|Application of Biomass-energy Technologies (Habitat, 1993)|
Biomass is considered to be one of the key renewable energy resources of the future at both small- and large-scale levels (Johansson et al, 1992). It already supplies 14 per cent of the world's energy, and the many future projects being assessed, if implemented, could increase the role of biomass in the overall energy system. On average, biomass produces 38 per cent of the primary energy in developing countries (90 per cent in some countries), where it is the largest single energy source. Biomass energy is likely to remain an important global energy source in developing countries well into the next century. A number of developed countries also use biomass quite substantially, e.g., the United States of America which derives 4 per cent of its total energy from biomass (nearly as much as it derives from nuclear power), Sweden 14 per cent and Austria 10 per cent (Hall et al, 1992b).
Biomass is generally and wrongly regarded as a low-status fuel, and rarely finds its way into energy statistics. Nevertheless, biomass can lay claim to being considered as a renewable equivalent to fossil fuels. It offers considerable flexibility of fuel supply due to the range and diversity of fuels which can be produced (Jones, 1989). It can be converted into liquid and gaseous fuels and to electricity via gas turbines; it can also serve as a feedstock for direct combustion in modern devices, ranging from very-small-scale domestic boilers to multi-megawatt size power plants.

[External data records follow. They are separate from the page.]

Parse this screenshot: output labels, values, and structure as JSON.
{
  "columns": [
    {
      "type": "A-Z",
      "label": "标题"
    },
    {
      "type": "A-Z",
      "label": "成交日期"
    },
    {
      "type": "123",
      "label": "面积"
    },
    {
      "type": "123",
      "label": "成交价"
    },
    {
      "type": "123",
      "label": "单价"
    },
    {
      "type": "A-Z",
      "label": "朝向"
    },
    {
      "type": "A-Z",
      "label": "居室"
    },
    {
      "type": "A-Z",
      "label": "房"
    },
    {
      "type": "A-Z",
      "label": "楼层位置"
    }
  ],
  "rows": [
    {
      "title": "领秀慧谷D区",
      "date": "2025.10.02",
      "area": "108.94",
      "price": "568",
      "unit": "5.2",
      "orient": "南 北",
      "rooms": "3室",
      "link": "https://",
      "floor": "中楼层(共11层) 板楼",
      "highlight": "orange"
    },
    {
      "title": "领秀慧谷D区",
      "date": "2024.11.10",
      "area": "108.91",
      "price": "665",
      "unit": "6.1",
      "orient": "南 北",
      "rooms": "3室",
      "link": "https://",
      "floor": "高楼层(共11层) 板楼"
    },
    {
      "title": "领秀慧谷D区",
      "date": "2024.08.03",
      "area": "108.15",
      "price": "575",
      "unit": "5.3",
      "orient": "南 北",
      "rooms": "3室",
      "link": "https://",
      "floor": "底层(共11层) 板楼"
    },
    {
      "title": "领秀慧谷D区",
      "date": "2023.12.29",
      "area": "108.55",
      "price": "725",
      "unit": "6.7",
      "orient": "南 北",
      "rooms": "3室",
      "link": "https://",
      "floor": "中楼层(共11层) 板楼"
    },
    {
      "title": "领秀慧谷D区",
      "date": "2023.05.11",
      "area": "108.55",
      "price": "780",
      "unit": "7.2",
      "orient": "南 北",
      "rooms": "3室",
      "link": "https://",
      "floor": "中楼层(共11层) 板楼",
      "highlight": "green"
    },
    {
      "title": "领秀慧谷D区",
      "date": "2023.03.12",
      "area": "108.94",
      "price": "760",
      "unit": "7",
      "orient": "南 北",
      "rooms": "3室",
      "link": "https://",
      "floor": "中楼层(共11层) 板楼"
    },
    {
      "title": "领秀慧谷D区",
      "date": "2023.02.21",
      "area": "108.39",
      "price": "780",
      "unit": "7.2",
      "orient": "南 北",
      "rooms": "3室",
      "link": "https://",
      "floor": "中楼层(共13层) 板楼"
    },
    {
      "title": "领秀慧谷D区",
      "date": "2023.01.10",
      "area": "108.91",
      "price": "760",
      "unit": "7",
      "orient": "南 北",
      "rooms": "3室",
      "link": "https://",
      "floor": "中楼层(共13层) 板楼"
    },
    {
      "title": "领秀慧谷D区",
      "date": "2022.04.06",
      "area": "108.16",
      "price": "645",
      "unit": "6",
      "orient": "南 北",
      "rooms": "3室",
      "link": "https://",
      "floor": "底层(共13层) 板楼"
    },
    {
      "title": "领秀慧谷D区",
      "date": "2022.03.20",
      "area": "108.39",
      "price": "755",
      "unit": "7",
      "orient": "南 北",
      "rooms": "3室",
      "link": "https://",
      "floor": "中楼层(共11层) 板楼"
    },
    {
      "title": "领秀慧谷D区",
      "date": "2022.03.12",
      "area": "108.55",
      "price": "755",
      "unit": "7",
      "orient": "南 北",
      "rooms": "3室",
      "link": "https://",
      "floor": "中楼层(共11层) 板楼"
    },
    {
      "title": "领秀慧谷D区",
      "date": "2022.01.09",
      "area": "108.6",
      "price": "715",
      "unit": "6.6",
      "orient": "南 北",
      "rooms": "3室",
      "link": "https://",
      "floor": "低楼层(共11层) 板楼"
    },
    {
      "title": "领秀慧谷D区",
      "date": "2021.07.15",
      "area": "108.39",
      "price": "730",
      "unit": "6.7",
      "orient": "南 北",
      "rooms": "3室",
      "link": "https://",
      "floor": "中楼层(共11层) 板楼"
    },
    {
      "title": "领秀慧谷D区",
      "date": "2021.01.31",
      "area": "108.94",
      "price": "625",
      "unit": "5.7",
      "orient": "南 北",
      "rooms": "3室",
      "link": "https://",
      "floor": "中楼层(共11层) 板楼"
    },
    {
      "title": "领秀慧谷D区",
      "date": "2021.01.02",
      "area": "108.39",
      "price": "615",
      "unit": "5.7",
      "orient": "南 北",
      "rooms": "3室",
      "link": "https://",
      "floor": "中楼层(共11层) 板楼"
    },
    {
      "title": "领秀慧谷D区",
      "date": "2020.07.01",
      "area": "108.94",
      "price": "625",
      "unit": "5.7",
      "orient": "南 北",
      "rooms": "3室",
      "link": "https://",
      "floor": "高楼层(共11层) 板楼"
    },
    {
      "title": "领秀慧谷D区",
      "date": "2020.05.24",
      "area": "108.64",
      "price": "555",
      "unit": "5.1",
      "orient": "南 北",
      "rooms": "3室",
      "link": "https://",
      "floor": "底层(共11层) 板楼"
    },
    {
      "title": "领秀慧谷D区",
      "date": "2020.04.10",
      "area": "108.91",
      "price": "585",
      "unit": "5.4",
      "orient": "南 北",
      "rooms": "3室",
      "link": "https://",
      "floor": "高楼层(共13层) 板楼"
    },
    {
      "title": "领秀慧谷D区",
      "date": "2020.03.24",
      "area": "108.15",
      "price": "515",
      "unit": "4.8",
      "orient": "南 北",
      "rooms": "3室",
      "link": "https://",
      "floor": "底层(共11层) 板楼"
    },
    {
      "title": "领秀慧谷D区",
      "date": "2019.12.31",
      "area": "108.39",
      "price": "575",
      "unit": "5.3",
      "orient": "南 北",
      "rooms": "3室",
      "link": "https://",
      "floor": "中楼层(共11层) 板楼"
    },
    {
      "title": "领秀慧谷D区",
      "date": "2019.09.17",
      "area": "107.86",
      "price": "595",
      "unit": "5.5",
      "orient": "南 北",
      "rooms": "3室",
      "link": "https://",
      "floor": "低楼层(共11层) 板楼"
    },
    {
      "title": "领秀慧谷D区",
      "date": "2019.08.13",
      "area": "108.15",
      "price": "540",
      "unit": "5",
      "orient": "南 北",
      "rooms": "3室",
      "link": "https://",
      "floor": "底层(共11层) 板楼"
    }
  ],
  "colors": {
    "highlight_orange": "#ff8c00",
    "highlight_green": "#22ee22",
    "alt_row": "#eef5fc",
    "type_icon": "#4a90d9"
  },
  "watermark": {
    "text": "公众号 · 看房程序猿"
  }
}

Biomass-energy systems can increase the energy available for economic development without contributing to the greenhouse effect since biomass is not a net emitter of CO2 to the atmosphere when it is produced and used sustainably. It also has other benign environmental attributes such as lower sulphur and NOX emissions and can help rehabilitate degraded lands. There is a growing recognition that the use of biomass energy in larger commercial systems based on sustainable, already accumulated resources and residues can help improve natural resource management (Hall and Rosillo-Calle, 1991).